What to produce →
Across the entries below, count the lines in which the word "localhost" occurs. Reply with the count alone.

[Dataset records]
══════════════════════════════

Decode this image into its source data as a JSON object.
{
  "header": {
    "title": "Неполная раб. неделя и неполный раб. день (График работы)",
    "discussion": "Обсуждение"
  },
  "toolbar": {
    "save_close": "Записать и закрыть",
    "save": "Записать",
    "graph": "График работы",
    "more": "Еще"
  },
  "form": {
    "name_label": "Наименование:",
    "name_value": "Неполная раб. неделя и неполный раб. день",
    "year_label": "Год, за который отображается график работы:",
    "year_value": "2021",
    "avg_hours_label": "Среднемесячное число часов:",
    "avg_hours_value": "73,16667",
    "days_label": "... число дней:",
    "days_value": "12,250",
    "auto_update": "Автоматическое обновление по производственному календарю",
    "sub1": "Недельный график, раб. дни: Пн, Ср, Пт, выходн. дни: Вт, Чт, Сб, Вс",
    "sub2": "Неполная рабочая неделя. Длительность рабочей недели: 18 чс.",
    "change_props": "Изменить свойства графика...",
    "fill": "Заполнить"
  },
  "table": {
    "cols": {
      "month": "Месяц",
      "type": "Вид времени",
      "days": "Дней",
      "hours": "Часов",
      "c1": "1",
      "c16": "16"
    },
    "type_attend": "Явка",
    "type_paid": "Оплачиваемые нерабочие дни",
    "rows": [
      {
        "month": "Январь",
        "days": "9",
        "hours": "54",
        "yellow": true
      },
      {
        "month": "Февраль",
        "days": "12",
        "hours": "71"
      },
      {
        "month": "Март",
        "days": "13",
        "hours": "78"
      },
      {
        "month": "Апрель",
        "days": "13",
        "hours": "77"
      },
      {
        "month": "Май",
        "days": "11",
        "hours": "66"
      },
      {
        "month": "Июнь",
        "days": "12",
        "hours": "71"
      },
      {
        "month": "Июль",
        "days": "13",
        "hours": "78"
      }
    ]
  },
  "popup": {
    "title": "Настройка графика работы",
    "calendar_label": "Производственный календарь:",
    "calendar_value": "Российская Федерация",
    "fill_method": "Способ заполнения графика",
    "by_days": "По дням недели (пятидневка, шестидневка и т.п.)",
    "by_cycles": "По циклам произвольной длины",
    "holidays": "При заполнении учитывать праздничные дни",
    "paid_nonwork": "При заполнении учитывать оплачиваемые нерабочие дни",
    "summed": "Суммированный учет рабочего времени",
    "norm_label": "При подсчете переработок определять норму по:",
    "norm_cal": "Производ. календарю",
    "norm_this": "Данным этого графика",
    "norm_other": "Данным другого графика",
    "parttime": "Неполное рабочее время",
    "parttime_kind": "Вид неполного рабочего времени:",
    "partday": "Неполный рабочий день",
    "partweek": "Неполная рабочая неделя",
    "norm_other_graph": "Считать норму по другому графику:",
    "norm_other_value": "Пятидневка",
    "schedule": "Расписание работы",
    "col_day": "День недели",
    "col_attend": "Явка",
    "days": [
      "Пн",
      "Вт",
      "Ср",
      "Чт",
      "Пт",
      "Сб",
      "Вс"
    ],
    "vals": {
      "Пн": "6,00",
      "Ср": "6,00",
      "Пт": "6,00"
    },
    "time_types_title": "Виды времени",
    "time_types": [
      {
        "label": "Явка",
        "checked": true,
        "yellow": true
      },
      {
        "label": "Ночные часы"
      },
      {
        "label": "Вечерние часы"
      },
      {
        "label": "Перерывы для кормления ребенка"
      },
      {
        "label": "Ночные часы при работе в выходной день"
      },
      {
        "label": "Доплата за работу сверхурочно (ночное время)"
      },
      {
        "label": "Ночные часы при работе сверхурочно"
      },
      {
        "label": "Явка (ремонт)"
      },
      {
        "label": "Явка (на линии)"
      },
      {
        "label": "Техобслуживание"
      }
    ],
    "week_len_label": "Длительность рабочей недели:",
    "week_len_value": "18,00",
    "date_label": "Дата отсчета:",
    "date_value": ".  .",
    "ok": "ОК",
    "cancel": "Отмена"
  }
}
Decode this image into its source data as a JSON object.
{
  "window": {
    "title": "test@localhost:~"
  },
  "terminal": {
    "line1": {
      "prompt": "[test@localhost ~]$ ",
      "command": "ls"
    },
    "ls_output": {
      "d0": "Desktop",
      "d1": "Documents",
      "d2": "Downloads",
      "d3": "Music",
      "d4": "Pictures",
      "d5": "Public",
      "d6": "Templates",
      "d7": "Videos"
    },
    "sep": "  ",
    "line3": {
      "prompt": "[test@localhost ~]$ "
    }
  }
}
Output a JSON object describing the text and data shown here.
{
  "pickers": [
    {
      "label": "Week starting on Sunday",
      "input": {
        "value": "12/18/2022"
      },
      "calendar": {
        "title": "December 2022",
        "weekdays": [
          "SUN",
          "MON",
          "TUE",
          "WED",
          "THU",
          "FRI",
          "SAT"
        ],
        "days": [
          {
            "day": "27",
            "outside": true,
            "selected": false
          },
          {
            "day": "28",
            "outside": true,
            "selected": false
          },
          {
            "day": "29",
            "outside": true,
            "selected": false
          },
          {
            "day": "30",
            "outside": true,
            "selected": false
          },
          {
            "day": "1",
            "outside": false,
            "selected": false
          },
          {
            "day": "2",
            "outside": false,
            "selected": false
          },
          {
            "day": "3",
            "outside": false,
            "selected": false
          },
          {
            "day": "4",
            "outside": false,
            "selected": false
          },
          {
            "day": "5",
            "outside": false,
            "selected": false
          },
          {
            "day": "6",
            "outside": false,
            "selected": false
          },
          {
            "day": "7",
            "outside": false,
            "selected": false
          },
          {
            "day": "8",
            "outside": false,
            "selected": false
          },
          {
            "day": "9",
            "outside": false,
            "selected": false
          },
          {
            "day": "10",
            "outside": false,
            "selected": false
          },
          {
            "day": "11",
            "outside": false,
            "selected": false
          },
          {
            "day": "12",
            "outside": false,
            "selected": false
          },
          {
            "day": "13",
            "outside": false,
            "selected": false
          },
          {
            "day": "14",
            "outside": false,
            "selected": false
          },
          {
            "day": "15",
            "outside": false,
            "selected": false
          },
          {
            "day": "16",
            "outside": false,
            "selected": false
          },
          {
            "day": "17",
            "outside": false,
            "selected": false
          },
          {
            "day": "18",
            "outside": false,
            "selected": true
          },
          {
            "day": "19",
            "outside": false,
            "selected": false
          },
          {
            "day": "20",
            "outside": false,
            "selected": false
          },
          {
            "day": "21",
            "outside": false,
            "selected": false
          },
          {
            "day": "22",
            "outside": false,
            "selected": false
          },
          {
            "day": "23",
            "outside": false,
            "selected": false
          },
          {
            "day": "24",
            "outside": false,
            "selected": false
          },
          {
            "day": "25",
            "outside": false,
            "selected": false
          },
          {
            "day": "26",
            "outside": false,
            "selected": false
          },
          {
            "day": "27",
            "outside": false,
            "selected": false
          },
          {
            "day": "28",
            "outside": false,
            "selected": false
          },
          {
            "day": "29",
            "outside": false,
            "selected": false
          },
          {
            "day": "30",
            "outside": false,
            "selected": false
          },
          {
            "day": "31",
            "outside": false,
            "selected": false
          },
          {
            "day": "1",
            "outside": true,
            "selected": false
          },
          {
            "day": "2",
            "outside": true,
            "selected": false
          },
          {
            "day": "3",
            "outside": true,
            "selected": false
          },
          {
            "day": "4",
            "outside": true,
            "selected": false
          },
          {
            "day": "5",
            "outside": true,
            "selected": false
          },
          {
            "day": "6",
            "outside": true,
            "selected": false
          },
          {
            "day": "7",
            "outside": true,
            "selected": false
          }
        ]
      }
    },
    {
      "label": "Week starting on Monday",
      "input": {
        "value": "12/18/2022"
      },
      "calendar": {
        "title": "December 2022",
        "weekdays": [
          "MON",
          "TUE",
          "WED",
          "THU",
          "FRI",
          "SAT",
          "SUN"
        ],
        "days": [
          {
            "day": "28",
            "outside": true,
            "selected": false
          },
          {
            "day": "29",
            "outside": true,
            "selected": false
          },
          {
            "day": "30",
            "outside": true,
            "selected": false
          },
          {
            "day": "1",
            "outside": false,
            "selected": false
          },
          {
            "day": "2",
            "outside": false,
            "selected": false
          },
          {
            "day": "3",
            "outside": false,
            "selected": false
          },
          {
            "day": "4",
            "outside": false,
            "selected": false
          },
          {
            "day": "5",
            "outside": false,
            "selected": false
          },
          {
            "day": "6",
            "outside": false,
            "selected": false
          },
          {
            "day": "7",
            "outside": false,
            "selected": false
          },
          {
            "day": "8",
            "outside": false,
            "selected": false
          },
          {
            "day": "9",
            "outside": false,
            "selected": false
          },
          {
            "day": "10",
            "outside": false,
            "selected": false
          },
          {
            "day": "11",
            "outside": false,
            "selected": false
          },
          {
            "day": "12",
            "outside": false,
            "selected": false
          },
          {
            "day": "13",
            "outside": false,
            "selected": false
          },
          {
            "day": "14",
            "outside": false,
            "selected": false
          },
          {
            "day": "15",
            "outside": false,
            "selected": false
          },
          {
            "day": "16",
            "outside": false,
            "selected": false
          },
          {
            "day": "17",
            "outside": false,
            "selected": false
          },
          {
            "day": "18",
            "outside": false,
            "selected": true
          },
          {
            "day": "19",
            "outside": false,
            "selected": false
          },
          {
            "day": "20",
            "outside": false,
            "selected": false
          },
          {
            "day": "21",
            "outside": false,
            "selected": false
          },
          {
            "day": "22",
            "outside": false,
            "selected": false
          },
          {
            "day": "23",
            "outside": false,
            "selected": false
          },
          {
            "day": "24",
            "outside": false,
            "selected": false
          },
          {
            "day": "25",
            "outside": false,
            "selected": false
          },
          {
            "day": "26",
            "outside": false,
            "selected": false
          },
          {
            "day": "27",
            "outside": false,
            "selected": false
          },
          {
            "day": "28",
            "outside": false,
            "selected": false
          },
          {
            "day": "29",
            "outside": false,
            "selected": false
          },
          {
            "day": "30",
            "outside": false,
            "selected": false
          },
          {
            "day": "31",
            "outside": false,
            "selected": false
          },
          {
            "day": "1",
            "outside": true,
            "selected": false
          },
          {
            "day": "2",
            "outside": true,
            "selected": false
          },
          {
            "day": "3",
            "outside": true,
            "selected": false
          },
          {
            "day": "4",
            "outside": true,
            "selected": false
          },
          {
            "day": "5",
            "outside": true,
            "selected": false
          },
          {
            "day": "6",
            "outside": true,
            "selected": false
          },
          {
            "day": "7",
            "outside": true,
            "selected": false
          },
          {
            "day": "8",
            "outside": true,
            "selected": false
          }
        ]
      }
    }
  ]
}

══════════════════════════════

Output of the task →
3